:: WORK INSTRUCTIONS ::
What you return must match the records exactly.

:: GIVEN ENTRIES ::

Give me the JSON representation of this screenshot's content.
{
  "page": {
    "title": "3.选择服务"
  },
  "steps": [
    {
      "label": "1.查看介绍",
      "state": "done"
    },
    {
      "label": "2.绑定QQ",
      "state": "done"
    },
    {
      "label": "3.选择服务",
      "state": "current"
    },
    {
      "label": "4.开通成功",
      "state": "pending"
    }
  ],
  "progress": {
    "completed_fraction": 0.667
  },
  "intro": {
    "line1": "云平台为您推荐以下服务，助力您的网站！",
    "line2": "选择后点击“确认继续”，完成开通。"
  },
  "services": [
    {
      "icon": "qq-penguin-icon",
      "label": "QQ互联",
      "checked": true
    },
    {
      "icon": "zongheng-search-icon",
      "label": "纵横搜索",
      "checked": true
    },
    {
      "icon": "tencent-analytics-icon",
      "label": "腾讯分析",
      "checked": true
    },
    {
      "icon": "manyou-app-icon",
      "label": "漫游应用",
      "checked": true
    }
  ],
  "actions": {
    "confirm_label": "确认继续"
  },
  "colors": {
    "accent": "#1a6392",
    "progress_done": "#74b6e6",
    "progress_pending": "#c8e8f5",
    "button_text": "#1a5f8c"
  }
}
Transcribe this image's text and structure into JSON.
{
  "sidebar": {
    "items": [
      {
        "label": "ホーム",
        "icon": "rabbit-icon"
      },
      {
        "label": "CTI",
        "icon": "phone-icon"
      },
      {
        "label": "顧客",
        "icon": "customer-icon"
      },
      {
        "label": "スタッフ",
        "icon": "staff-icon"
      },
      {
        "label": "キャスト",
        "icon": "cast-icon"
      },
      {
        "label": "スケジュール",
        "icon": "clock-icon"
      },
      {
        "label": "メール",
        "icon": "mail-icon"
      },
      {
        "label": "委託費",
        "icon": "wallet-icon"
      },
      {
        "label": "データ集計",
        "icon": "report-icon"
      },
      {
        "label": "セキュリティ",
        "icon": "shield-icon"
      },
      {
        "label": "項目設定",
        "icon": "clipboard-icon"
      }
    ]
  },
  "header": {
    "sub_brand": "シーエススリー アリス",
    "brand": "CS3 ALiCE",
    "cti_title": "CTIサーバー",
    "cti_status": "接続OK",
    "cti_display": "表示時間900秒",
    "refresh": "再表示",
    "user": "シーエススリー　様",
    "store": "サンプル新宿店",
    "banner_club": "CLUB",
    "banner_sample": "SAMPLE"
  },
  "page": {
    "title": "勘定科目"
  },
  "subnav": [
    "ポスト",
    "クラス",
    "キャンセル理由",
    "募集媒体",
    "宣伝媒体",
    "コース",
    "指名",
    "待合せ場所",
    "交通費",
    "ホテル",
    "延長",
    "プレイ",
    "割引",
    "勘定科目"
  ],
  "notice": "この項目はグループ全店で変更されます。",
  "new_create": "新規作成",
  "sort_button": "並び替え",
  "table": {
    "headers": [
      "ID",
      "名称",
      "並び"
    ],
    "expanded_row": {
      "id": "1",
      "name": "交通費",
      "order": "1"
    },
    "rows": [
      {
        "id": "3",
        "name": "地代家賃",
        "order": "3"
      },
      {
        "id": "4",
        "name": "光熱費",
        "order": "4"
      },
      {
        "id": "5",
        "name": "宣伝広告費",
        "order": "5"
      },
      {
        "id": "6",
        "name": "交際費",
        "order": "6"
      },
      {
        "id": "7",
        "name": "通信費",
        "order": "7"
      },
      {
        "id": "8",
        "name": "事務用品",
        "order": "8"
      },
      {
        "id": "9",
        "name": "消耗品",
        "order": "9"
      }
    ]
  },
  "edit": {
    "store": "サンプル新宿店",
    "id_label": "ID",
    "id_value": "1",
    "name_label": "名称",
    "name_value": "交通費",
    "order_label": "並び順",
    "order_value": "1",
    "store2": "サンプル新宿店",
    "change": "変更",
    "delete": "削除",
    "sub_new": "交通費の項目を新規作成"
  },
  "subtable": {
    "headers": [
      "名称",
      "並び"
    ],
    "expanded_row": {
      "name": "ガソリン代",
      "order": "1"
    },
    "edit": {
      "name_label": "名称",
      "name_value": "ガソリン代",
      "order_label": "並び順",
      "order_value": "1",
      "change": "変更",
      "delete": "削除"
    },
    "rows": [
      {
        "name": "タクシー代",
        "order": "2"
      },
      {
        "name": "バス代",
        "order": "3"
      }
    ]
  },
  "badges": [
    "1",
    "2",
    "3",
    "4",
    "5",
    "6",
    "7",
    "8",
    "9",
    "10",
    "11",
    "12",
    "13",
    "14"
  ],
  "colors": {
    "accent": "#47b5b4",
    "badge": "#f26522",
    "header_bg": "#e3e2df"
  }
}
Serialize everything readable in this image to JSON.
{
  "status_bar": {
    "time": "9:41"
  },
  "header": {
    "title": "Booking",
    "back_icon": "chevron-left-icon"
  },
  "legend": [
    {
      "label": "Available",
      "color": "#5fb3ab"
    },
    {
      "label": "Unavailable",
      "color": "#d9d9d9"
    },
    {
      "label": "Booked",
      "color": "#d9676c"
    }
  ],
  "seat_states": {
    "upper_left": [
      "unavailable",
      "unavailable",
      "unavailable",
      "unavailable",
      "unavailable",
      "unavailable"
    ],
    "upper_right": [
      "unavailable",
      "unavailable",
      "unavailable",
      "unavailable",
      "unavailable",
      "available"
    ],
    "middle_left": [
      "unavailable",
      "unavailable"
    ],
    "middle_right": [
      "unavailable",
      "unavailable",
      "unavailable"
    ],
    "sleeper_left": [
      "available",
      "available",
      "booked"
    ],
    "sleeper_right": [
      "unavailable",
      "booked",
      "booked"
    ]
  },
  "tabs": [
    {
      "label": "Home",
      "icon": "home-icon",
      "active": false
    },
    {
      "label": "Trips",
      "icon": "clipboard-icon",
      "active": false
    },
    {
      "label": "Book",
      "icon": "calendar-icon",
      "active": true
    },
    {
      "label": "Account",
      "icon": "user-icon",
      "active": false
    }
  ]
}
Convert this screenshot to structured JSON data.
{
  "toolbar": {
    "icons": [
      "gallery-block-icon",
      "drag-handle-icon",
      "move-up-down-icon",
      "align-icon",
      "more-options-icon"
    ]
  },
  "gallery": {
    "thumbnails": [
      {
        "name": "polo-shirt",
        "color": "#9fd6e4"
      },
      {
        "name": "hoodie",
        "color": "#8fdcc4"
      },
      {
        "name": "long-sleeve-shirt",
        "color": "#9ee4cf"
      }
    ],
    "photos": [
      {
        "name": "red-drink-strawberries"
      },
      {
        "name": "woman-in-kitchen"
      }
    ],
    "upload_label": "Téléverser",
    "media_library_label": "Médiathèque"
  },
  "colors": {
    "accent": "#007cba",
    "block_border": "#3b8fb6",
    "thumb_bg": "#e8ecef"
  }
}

:: ANSWER TO THIS TASK ::
Give me the JSON representation of this screenshot's content.
{
  "page": {
    "title": "3.选择服务"
  },
  "steps": [
    {
      "label": "1.查看介绍",
      "state": "done"
    },
    {
      "label": "2.绑定QQ",
      "state": "done"
    },
    {
      "label": "3.选择服务",
      "state": "current"
    },
    {
      "label": "4.开通成功",
      "state": "pending"
    }
  ],
  "progress": {
    "completed_fraction": 0.667
  },
  "intro": {
    "line1": "云平台为您推荐以下服务，助力您的网站！",
    "line2": "选择后点击“确认继续”，完成开通。"
  },
  "services": [
    {
      "icon": "qq-penguin-icon",
      "label": "QQ互联",
      "checked": true
    },
    {
      "icon": "zongheng-search-icon",
      "label": "纵横搜索",
      "checked": true
    },
    {
      "icon": "tencent-analytics-icon",
      "label": "腾讯分析",
      "checked": true
    },
    {
      "icon": "manyou-app-icon",
      "label": "漫游应用",
      "checked": true
    }
  ],
  "actions": {
    "confirm_label": "确认继续"
  },
  "colors": {
    "accent": "#1a6392",
    "progress_done": "#74b6e6",
    "progress_pending": "#c8e8f5",
    "button_text": "#1a5f8c"
  }
}
Transcribe this image's text and structure into JSON.
{
  "sidebar": {
    "items": [
      {
        "label": "ホーム",
        "icon": "rabbit-icon"
      },
      {
        "label": "CTI",
        "icon": "phone-icon"
      },
      {
        "label": "顧客",
        "icon": "customer-icon"
      },
      {
        "label": "スタッフ",
        "icon": "staff-icon"
      },
      {
        "label": "キャスト",
        "icon": "cast-icon"
      },
      {
        "label": "スケジュール",
        "icon": "clock-icon"
      },
      {
        "label": "メール",
        "icon": "mail-icon"
      },
      {
        "label": "委託費",
        "icon": "wallet-icon"
      },
      {
        "label": "データ集計",
        "icon": "report-icon"
      },
      {
        "label": "セキュリティ",
        "icon": "shield-icon"
      },
      {
        "label": "項目設定",
        "icon": "clipboard-icon"
      }
    ]
  },
  "header": {
    "sub_brand": "シーエススリー アリス",
    "brand": "CS3 ALiCE",
    "cti_title": "CTIサーバー",
    "cti_status": "接続OK",
    "cti_display": "表示時間900秒",
    "refresh": "再表示",
    "user": "シーエススリー　様",
    "store": "サンプル新宿店",
    "banner_club": "CLUB",
    "banner_sample": "SAMPLE"
  },
  "page": {
    "title": "勘定科目"
  },
  "subnav": [
    "ポスト",
    "クラス",
    "キャンセル理由",
    "募集媒体",
    "宣伝媒体",
    "コース",
    "指名",
    "待合せ場所",
    "交通費",
    "ホテル",
    "延長",
    "プレイ",
    "割引",
    "勘定科目"
  ],
  "notice": "この項目はグループ全店で変更されます。",
  "new_create": "新規作成",
  "sort_button": "並び替え",
  "table": {
    "headers": [
      "ID",
      "名称",
      "並び"
    ],
    "expanded_row": {
      "id": "1",
      "name": "交通費",
      "order": "1"
    },
    "rows": [
      {
        "id": "3",
        "name": "地代家賃",
        "order": "3"
      },
      {
        "id": "4",
        "name": "光熱費",
        "order": "4"
      },
      {
        "id": "5",
        "name": "宣伝広告費",
        "order": "5"
      },
      {
        "id": "6",
        "name": "交際費",
        "order": "6"
      },
      {
        "id": "7",
        "name": "通信費",
        "order": "7"
      },
      {
        "id": "8",
        "name": "事務用品",
        "order": "8"
      },
      {
        "id": "9",
        "name": "消耗品",
        "order": "9"
      }
    ]
  },
  "edit": {
    "store": "サンプル新宿店",
    "id_label": "ID",
    "id_value": "1",
    "name_label": "名称",
    "name_value": "交通費",
    "order_label": "並び順",
    "order_value": "1",
    "store2": "サンプル新宿店",
    "change": "変更",
    "delete": "削除",
    "sub_new": "交通費の項目を新規作成"
  },
  "subtable": {
    "headers": [
      "名称",
      "並び"
    ],
    "expanded_row": {
      "name": "ガソリン代",
      "order": "1"
    },
    "edit": {
      "name_label": "名称",
      "name_value": "ガソリン代",
      "order_label": "並び順",
      "order_value": "1",
      "change": "変更",
      "delete": "削除"
    },
    "rows": [
      {
        "name": "タクシー代",
        "order": "2"
      },
      {
        "name": "バス代",
        "order": "3"
      }
    ]
  },
  "badges": [
    "1",
    "2",
    "3",
    "4",
    "5",
    "6",
    "7",
    "8",
    "9",
    "10",
    "11",
    "12",
    "13",
    "14"
  ],
  "colors": {
    "accent": "#47b5b4",
    "badge": "#f26522",
    "header_bg": "#e3e2df"
  }
}
Serialize everything readable in this image to JSON.
{
  "status_bar": {
    "time": "9:41"
  },
  "header": {
    "title": "Booking",
    "back_icon": "chevron-left-icon"
  },
  "legend": [
    {
      "label": "Available",
      "color": "#5fb3ab"
    },
    {
      "label": "Unavailable",
      "color": "#d9d9d9"
    },
    {
      "label": "Booked",
      "color": "#d9676c"
    }
  ],
  "seat_states": {
    "upper_left": [
      "unavailable",
      "unavailable",
      "unavailable",
      "unavailable",
      "unavailable",
      "unavailable"
    ],
    "upper_right": [
      "unavailable",
      "unavailable",
      "unavailable",
      "unavailable",
      "unavailable",
      "available"
    ],
    "middle_left": [
      "unavailable",
      "unavailable"
    ],
    "middle_right": [
      "unavailable",
      "unavailable",
      "unavailable"
    ],
    "sleeper_left": [
      "available",
      "available",
      "booked"
    ],
    "sleeper_right": [
      "unavailable",
      "booked",
      "booked"
    ]
  },
  "tabs": [
    {
      "label": "Home",
      "icon": "home-icon",
      "active": false
    },
    {
      "label": "Trips",
      "icon": "clipboard-icon",
      "active": false
    },
    {
      "label": "Book",
      "icon": "calendar-icon",
      "active": true
    },
    {
      "label": "Account",
      "icon": "user-icon",
      "active": false
    }
  ]
}
Convert this screenshot to structured JSON data.
{
  "toolbar": {
    "icons": [
      "gallery-block-icon",
      "drag-handle-icon",
      "move-up-down-icon",
      "align-icon",
      "more-options-icon"
    ]
  },
  "gallery": {
    "thumbnails": [
      {
        "name": "polo-shirt",
        "color": "#9fd6e4"
      },
      {
        "name": "hoodie",
        "color": "#8fdcc4"
      },
      {
        "name": "long-sleeve-shirt",
        "color": "#9ee4cf"
      }
    ],
    "photos": [
      {
        "name": "red-drink-strawberries"
      },
      {
        "name": "woman-in-kitchen"
      }
    ],
    "upload_label": "Téléverser",
    "media_library_label": "Médiathèque"
  },
  "colors": {
    "accent": "#007cba",
    "block_border": "#3b8fb6",
    "thumb_bg": "#e8ecef"
  }
}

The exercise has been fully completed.